■ Supplied information:
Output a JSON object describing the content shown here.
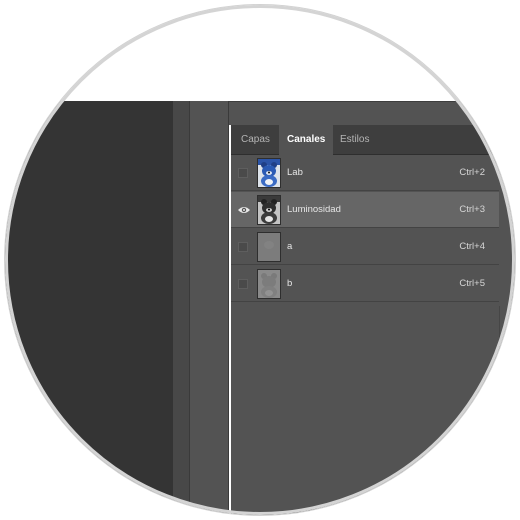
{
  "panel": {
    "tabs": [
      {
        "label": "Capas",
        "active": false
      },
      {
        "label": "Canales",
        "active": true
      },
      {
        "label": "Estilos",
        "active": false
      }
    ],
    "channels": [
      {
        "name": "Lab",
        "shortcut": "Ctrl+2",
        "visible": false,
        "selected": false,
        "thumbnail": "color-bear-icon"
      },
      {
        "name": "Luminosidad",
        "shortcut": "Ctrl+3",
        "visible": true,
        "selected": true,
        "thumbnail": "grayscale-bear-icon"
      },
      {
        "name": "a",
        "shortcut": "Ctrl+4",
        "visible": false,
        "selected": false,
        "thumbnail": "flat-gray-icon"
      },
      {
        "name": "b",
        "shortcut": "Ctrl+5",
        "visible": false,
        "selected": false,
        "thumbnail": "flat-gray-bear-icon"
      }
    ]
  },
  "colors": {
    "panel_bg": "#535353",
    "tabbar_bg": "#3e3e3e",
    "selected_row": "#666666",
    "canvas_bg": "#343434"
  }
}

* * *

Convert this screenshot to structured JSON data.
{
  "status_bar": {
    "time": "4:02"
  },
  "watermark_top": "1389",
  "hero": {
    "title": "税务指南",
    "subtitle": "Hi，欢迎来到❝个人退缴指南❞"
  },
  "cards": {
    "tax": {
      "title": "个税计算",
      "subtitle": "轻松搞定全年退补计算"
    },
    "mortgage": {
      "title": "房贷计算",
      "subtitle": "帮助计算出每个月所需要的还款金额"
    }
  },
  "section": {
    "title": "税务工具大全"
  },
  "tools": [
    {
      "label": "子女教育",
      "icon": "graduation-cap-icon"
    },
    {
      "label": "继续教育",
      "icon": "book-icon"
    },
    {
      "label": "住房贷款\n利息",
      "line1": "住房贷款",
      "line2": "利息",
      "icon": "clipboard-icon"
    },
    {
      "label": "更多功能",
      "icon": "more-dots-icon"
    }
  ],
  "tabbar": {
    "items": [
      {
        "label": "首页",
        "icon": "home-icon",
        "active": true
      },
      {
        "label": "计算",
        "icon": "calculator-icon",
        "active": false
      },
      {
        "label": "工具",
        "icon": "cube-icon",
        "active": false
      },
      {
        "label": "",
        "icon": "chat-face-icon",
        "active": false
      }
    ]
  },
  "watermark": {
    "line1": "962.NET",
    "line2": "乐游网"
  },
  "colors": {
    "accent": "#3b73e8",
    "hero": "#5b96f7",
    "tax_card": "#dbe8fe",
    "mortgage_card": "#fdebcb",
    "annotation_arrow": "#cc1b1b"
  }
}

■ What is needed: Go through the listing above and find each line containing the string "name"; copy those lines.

■ Output of the task:
        "name": "Lab",
        "name": "Luminosidad",
        "name": "a",
        "name": "b",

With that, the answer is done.